Joseph Smith, Jr's personal bodyguard, Orrin Porter Rockwell
would be known for his loyalty and generosity, as much as his tenacity
and ruthlessness as a lawman in Utah.
he didn't keep a diary, Porter Rockwell's story is blurry. Conflicting information put his birth as
either June 28, 1813, or June 25, 1815, but we know for sure that as a
young man he became personal friends of the slightly older Joseph Smith.
His parents were neighbors of the Smith Family in
when Smith needed funds to publish The Book of Mormon, Rockwell
sold berries and wood to help out.
Following Smith to
New York, the Rockwell
family would become some of the earliest members of the Latter Day Saint
movement, with Porter being baptized in the church on the day it was
founded in April of 1830. At 16, he was the youngest member.
After the New York branch of the church
relocated to Ohio, Porter was sent on to Jackson County, Missouri, the
intended central gathering place for church members.
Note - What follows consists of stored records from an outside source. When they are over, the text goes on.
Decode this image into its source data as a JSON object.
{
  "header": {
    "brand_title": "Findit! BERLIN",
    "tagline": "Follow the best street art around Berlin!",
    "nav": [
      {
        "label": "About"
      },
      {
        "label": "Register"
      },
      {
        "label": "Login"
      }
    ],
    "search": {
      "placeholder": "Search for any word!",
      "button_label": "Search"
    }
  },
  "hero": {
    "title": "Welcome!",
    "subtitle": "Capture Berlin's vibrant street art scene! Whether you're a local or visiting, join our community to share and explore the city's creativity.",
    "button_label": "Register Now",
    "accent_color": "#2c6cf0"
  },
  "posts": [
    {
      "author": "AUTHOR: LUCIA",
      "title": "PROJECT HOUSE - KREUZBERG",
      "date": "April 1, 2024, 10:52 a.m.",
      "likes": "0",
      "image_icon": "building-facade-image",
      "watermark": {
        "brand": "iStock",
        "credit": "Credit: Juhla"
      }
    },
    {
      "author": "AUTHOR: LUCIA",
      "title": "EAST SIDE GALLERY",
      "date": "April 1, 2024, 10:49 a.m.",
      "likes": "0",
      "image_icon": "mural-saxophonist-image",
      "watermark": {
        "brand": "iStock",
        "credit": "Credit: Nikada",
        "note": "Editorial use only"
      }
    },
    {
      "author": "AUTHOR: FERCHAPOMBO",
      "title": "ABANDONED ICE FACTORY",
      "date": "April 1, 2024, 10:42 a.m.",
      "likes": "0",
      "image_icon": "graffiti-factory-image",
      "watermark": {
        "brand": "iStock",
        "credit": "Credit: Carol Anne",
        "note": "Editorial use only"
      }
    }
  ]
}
It was in Missouri
that Porter would become proficient with a gun, and would marry his
first wife in 1832. It would also be in Missouri that Porter would be a
suspect in the assignation attempt against former Governor Lilburn Boggs.
On October 27, 1838, Governor Boggs
issued Executive Order 44, known as the "Extermination Order", which
evicted Mormons from Missouri by any means possible, including violence.
Boggs' order was in response to what he called "open and avowed defiance
of the laws" during the conflict between Mormons and their neighbors
known as the Missouri Mormon War. The church members were not welcome in
the state. Tensions had been rising due to the economic and electoral
growth of the church community, along with Joseph Smith's opposition to
slavery. Newspaper articles out of Independence, Missouri in 1833
culminated with Missouri public officials publishing a manifesto that
July which said in part:
"We, the undersigned, citizens Jackson
County, believing that an important crisis is at hand, as regards our
civil society, in consequence a pretended religious sect of people
that have settled, and are still settling in our County, styling
themselves Mormons; and intending, as we do, to rid our society,
"peaceably if we can, forcibly if we must," and believing as we do,
that the arm of the civil law does not afford us a guarantee, or at
least a sufficient one against the evils which are now inflicted upon
us, and seem to be increasing, by the said religious sect, deem it
expedient, and of the highest importance, to form ourselves into a
company for the better and easier accomplishment of our purpose — a
purpose which we deem it almost superfluous to say, is justified as
well by the law of nature, as by the law of self-preservation."
Church Elders would often meet at Porters
home to discuss ways of protecting members from the Missouri mobs who
were persecuting them. But it would be of no use, as they were
eventually driven out of Jackson County, forced to relocate to Illinois.
Porter remained in Missouri, according to the church, to ensure the safe
passage other other Latter Day Saints out of the state. In May of 1842,
now former Governor Lilburn Boggs was shot by an unknown assailant. The crime was quickly
pinned on Porter Rockwell as revenge for the Executive Order a few years
before. Porter would spend eight months in Jail awaiting trial, but was
acquitted due to lack of evidence.
After his release, Porter made his way to